> _YOUR GOAL_
Please filter the data down to the lines that include the word "this" and copy them.

> _MATERIAL FOR THE TASK_
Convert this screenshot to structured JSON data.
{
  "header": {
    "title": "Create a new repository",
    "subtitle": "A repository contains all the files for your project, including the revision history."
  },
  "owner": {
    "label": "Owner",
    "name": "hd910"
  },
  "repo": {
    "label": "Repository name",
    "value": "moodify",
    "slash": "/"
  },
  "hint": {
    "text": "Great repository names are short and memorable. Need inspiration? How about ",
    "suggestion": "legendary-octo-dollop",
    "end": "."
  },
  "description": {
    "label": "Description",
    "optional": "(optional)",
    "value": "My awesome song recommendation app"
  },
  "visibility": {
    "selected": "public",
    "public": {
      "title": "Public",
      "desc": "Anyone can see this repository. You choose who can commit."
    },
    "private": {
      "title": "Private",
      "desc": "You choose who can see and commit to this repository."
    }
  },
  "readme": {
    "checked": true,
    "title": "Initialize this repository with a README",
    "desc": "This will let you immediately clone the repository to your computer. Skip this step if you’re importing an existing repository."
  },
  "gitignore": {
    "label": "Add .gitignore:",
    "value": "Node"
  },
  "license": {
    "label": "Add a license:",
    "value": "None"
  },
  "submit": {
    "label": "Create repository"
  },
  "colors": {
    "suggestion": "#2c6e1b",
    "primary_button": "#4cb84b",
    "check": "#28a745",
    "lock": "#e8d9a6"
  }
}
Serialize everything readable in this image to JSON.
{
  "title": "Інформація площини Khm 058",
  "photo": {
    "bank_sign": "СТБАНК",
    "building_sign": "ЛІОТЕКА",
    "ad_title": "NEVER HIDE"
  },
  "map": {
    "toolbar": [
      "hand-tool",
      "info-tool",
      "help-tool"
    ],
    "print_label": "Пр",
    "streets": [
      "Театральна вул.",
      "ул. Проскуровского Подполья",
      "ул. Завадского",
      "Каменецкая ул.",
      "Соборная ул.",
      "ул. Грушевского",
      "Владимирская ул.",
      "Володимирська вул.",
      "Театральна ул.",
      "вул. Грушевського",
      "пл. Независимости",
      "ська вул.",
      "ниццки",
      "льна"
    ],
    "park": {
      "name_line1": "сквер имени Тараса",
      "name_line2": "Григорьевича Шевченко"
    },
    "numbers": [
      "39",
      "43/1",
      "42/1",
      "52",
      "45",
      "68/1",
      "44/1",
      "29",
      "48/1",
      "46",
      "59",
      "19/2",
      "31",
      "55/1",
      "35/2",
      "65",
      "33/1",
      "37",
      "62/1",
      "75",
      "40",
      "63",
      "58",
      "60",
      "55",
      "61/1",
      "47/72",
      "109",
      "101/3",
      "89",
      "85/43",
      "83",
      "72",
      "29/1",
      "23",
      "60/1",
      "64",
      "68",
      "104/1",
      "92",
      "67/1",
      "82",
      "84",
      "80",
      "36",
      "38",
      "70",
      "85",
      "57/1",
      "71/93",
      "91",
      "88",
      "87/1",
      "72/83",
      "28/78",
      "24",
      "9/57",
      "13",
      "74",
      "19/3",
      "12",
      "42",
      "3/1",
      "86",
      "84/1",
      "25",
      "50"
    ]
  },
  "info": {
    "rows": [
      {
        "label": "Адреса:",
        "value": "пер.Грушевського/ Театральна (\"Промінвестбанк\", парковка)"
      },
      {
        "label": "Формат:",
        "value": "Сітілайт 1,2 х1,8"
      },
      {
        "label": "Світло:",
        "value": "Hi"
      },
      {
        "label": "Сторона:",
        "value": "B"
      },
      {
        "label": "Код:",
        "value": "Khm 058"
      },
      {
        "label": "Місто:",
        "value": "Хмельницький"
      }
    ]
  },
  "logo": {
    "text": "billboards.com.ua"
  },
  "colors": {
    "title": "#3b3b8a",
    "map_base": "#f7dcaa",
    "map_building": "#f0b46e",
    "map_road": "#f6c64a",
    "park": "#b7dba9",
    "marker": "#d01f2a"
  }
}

> _WRITTEN RESPONSE_
Convert this screenshot to structured JSON data.
      "desc": "Anyone can see this repository. You choose who can commit."
      "desc": "You choose who can see and commit to this repository."
    "title": "Initialize this repository with a README",
    "desc": "This will let you immediately clone the repository to your computer. Skip this step if you’re importing an existing repository."
Serialize everything readable in this image to JSON.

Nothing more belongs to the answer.